Hanna Mroczek from Dziewuchy Dziewuchom Irlandia explains the current abortion law situation in Poland and talks about activism it triggered
This is a guest post by Hanna Mroczek from Dziewuchy Dziewuchom Irlandia, Irish chapter of international activist group protesting the current developments around reproductive rights in Poland
Poland is slowly moving towards nationalist and right wing tendencies. Polish Catholics are feeling “oppressed”, because of the drive for equality of some of their compatriots they don’t feel worthy of the name, and as a result are pushing for radicalisation of many aspects of social life.
First, the ruling party Law and Justice is against the Council of Europe Convention on preventing and combating violence against women and domestic violence. The Parliament ratified the convention in April 2015 but as authorities claim it goes against “traditional Catholic values”, it hasn’t been implemented.
Second, unlike most European Union countries, Poland does not legally recognise any form of same-sex unions. The government reserves the right to forbid couples from getting married abroad, doesn’t accept valid marriage certificates and makes it more difficult to obtain citizenship for children of same-sex couples.
All that wasn’t enough. Now they are making moves to threaten women’s reproductive rights, their right to health and bodily autonomy.
Right now in Poland we have a kind of “trade-off” regarding abortion rights. Abortion is legal only in three cases:
1. When the woman’s life or health is endangered by the continuation of pregnancy;
2. When the pregnancy is a result of a criminal act;
3. When the fetus is seriously malformed.
However, lawmakers also introduced a “conscience clause”, where doctors are allowed to refuse medical treatment if it’s in disagreement with their “moral compass”. Furthermore, current law doesn’t require such a doctor to indicate an alternative healthcare provider, leaving women stranded, going against the clock to find a doctor and be allowed legal abortion.

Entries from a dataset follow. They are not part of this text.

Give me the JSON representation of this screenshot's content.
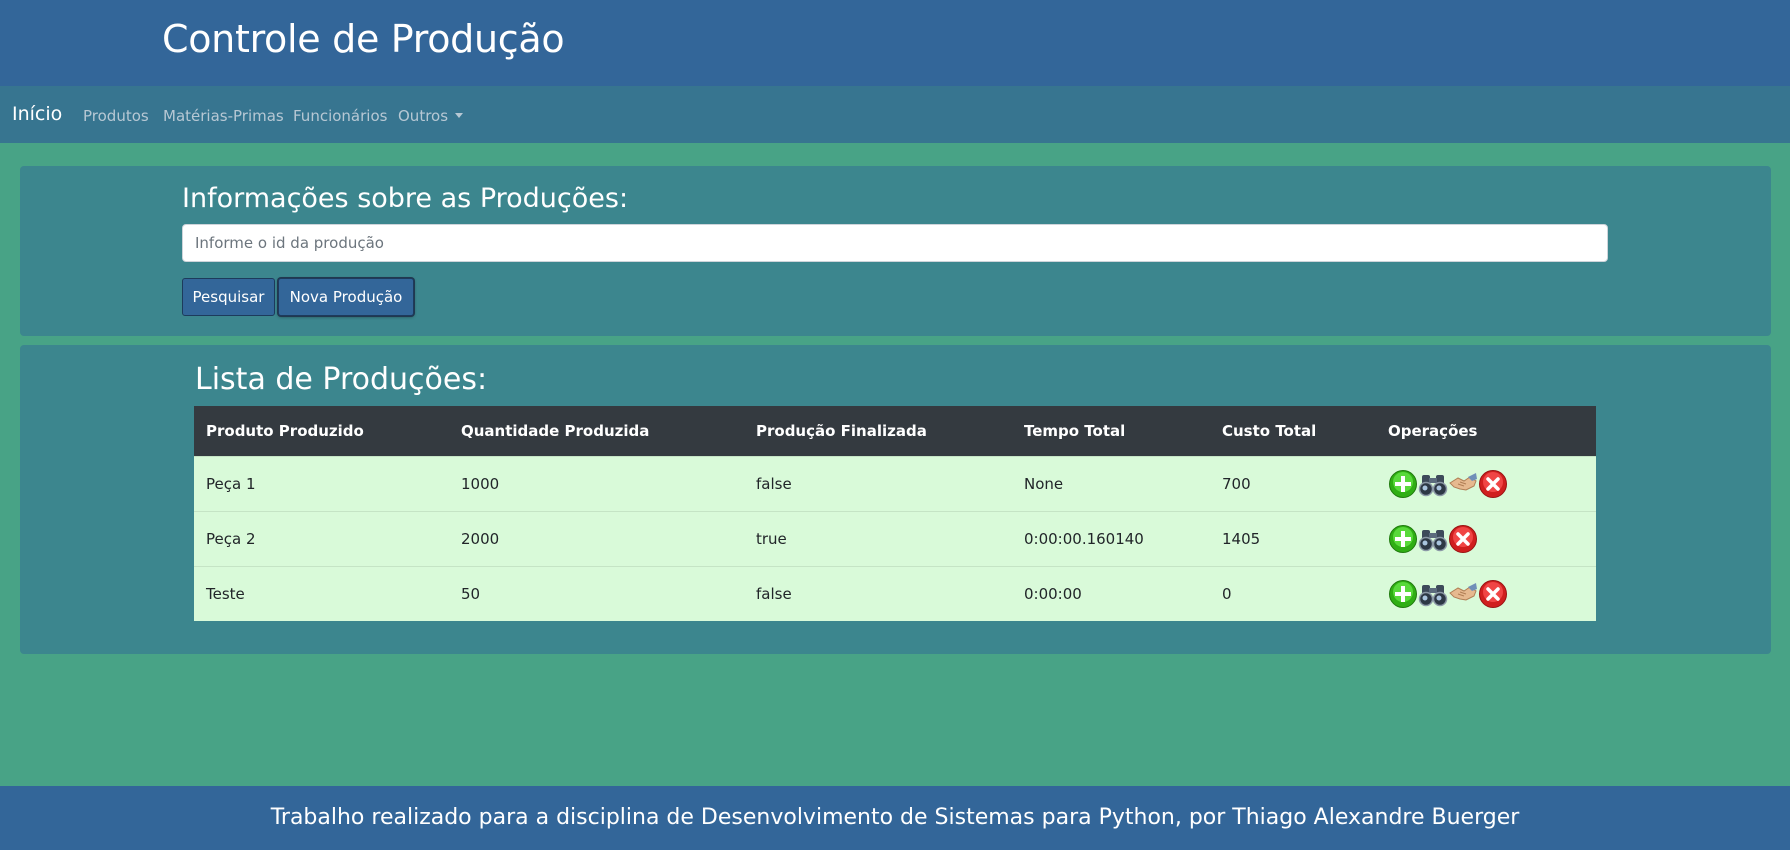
{
  "header": {
    "title": "Controle de Produção"
  },
  "navbar": {
    "brand": "Início",
    "links": [
      "Produtos",
      "Matérias-Primas",
      "Funcionários",
      "Outros"
    ]
  },
  "search": {
    "heading": "Informações sobre as Produções:",
    "placeholder": "Informe o id da produção",
    "value": "",
    "search_button": "Pesquisar",
    "new_button": "Nova Produção"
  },
  "list": {
    "heading": "Lista de Produções:",
    "columns": [
      "Produto Produzido",
      "Quantidade Produzida",
      "Produção Finalizada",
      "Tempo Total",
      "Custo Total",
      "Operações"
    ],
    "rows": [
      {
        "produto": "Peça 1",
        "quantidade": "1000",
        "finalizada": "false",
        "tempo": "None",
        "custo": "700",
        "ops": [
          "add-icon",
          "binoculars-icon",
          "handshake-icon",
          "delete-icon"
        ]
      },
      {
        "produto": "Peça 2",
        "quantidade": "2000",
        "finalizada": "true",
        "tempo": "0:00:00.160140",
        "custo": "1405",
        "ops": [
          "add-icon",
          "binoculars-icon",
          "delete-icon"
        ]
      },
      {
        "produto": "Teste",
        "quantidade": "50",
        "finalizada": "false",
        "tempo": "0:00:00",
        "custo": "0",
        "ops": [
          "add-icon",
          "binoculars-icon",
          "handshake-icon",
          "delete-icon"
        ]
      }
    ]
  },
  "footer": {
    "text": "Trabalho realizado para a disciplina de Desenvolvimento de Sistemas para Python, por Thiago Alexandre Buerger"
  },
  "colors": {
    "header_bg": "#336699",
    "navbar_bg": "#377590",
    "page_bg": "#48a386",
    "panel_bg": "#3c868e",
    "table_head_bg": "#343a40",
    "table_row_bg": "#d9fad9",
    "add_icon": "#3cc31a",
    "delete_icon": "#e52b2b"
  }
}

This situation has led to serious human and patient rights’ abuses: from harassment of raped girls to the cases which rendered women sterile because of refusal to provide abortion or where babies were born which were never going to survive outside the womb. All of those instances qualified for legal abortion, but choice was taken away from women and so in some cases they were forced to see their babies die an agonising death. If abortion is murder, as pro-life activists like to call it, then I don’t know what kind of sadistic satisfaction they have in such situations.
Currently, a pro-life organisation is collecting signatures under a draft law banning abortion in all circumstances apart from when there is an immediate threat to woman’s life. The bill proposes to introduce a new crime, “prenatal murder”, and punish women and healthcare providers who terminate pregnancy with up to five years in prison.
At the moment, Poland has one of the lowest maternal mortality rates in Europe, at 3 per 100,000. That’s something to be proud of! However, if we look at child mortality, the numbers are grimmer: 4.5 per 1,000. To translate it into real-life numbers: as it’s estimated that 360-380,000 children are born in Poland every year, it means that 1,620 infants die every year, and that around 10 women die in or around childbirth.
Every life lost is one too many.
While those deaths occur not only due to the abuse of women’s rights, the numbers do beg the question why the Polish government is so fixated on saving a fetus when there is clearly much to be done in saving already born children and grown-up human beings.
We are afraid that restricting already very strict abortion laws in Poland will result in more maternal deaths and more infant deaths. We are afraid that the legislation will lead to doctors’ reluctance to start life-saving procedures on time, out of fear of prosecution. We are afraid that the criminalisation of abortion will lead to investigation and, potentially, prosecution of miscarriages.
The legislation has been now widely supported by politicians from Law and Justice party, including its leader Jaroslaw Kaczynski and prime minister Beata Szydlo. The Polish Catholic Church issued a special Pastoral letter supporting “Stop Abortion!” initiative that was read in every church in Poland. The current government is under constant pressure from the Church to introduce legislation abusing and restricting rights of women, non-binary people and other-than-heterosexual relationships.
As a result of this situation, a social activist group emerged – Dziewuchy Dziewuchom. Although only set up on 1 April 2016, the group already has more than 100,000 members and supporters. Polish women from around the world are organising protests and manifestations, anything that is in our power to stop this from happening.
We are working alongside various groups such as Ratujmy Kobiety (Save the Women), not only to stop the change in legislation but also to abolish the “conscience clause” and maybe even liberalise the current abortion law.
We are fighting so that women’s right to life, health and bodily autonomy is respected and protected.
Data on maternal and infant mortality: Human Development Index 2015.
The picture is courtesy of Dziewuchy Dziewuchom Irlandia. It was taken during a pro-choice demo outside the Polish Embassy in Dublin, Ireland on 9 April 2016. It shows protesters on the pavement, holding placards with slogans: “Keep your laws off my body”, “Solidarity with Polish Women” and similar.
Editor’s note: this post was amended on 29 April 2016 to remove the reference to hydrocephalus as a condition that causes an agonising death of a baby shortly after birth, which was inaccurate. – ANIA